Head over to the Teamlab website https://www.teamlab.art to discover more about this amazing exhibition that is a feast for the eyes. Be inspired; and if you are in Japan – GO!
The concept of ‘Chinese’ wallpapers originally came not from the East but from 18th Century Europe, with its passion for all things Oriental. Whether printed or hand painted, they brought an explosion of jewel-rich colour and naturalistic design to the smartest 18th Century walls. Chinoiserie hit yet another fashion peak in the 19th Century, inspired by The Royal Pavilion in Brighton and some of most opulent wall decorations ever seen.

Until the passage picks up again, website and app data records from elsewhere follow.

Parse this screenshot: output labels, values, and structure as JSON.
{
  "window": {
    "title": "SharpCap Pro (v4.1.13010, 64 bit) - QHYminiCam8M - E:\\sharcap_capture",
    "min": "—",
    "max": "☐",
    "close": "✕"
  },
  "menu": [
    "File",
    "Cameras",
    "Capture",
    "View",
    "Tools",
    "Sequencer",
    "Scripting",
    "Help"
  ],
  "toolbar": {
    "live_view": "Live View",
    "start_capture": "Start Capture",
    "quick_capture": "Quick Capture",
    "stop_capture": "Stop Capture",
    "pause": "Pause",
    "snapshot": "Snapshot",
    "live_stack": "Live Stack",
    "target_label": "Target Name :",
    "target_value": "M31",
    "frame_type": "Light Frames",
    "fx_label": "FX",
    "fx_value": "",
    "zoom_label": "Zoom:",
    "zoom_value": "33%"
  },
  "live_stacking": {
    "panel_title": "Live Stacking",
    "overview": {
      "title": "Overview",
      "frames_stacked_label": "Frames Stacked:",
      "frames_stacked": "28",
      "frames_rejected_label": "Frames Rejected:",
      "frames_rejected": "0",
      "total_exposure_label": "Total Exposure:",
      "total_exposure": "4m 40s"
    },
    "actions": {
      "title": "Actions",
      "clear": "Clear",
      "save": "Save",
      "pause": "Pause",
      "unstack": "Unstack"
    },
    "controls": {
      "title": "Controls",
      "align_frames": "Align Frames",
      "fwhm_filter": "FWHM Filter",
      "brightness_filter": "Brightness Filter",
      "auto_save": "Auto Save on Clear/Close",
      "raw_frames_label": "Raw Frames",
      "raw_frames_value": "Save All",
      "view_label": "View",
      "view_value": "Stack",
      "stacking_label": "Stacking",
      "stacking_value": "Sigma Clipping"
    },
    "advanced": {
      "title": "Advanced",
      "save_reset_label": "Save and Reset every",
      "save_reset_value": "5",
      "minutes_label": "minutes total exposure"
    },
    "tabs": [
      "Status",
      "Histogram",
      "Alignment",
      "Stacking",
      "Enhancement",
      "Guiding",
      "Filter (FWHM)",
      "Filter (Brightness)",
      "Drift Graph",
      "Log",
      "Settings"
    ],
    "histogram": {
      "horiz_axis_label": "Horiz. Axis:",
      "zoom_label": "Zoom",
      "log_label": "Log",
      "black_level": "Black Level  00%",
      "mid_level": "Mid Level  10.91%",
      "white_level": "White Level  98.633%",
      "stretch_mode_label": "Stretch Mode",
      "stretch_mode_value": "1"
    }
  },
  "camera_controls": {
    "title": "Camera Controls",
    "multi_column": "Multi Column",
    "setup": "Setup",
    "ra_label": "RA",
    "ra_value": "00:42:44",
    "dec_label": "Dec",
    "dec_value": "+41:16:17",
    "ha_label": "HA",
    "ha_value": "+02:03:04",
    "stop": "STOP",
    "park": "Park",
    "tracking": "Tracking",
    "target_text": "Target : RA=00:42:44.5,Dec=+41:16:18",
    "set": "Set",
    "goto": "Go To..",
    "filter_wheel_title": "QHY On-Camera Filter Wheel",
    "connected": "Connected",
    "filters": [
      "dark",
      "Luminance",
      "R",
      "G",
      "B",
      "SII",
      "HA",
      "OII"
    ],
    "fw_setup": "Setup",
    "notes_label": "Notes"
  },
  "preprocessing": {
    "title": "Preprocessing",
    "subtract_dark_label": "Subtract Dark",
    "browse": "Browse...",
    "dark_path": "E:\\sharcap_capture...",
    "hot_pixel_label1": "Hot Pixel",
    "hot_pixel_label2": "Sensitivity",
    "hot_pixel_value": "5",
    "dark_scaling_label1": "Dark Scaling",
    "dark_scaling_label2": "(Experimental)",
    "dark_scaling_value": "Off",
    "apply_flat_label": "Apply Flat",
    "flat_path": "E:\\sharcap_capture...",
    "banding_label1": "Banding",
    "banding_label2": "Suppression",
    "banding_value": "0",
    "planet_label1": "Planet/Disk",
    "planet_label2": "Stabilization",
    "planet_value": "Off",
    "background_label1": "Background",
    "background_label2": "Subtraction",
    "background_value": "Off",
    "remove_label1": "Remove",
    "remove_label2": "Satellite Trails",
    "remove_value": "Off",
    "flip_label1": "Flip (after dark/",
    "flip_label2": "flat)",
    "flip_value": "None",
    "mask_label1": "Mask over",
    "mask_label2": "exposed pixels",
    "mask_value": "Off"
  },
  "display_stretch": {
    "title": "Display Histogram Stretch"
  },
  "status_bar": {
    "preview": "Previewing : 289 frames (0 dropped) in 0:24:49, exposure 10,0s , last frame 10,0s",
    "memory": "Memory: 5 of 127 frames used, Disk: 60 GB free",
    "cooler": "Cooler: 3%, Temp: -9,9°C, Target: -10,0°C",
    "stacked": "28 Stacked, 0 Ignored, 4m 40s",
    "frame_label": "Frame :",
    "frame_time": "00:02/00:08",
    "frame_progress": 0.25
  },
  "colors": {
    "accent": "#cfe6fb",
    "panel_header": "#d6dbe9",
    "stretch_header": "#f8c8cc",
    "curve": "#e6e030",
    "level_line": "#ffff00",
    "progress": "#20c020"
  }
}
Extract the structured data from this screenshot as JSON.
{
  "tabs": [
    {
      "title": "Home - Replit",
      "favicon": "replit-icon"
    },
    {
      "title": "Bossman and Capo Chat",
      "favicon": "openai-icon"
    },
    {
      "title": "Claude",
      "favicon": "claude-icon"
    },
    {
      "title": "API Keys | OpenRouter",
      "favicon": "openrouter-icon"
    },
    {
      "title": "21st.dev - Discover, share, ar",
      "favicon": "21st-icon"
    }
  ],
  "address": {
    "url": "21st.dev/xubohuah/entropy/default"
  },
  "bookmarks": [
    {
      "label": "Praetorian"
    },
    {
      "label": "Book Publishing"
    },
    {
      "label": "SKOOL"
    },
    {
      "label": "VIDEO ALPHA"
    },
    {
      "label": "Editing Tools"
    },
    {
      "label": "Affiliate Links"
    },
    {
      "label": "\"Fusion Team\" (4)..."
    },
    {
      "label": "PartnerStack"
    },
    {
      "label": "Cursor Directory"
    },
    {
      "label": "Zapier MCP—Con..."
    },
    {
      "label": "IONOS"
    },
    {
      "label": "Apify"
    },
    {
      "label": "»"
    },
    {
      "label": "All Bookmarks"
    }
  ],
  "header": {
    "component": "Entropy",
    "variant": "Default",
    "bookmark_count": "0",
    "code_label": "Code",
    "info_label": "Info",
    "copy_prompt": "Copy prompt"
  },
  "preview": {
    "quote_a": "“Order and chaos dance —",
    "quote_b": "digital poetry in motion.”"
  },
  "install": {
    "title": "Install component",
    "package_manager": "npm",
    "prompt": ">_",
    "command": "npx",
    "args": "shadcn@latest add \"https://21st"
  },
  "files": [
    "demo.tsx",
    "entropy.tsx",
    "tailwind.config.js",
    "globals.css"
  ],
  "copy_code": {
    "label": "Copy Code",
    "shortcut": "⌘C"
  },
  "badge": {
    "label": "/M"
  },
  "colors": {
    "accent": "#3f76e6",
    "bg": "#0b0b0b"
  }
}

Allyson McDermott has restored many important examples of 18th and 19th Century hand painted Chinoiserie papers in locations including The Royal Pavilion and Belvoir Castle… Inspired by these, she has now launched her own collection of authentic fine art replicas, recreated from her studio archive.
The Kings Suite, Belvoir Castle, Leicestershire / Tim Stephen
Printed to order in Allyson’s Gloucestershire studio, they use water based pigment inks and the highest quality acid free ‘Kozo’, a specialist traditional oriental paper. Capturing all the charm and subtlety of the hand painted originals, her Chinoiserie wallpapers and panels are individually produced to order, in bespoke sizes and colours. The finish too is bespoke, ranging from ‘as new’ to gently faded and distressed, giving an authentically antique look.
Allyson has restored many important examples of 18th and 19th Century hand painted Chinoiserie papers in locations including The Royal Pavilion and Belvoir Castle, etc. Inspired by these, she has now launched her own collection of authentic fine art replicas, recreated from her studio archive. Gingko Garden available to order.
Chinese Garden – Available to Order
All images and content provided by Allyson McDermott
Please visit for further information and greater fascination: http://www.allysonmcdermott.com/chinoiserie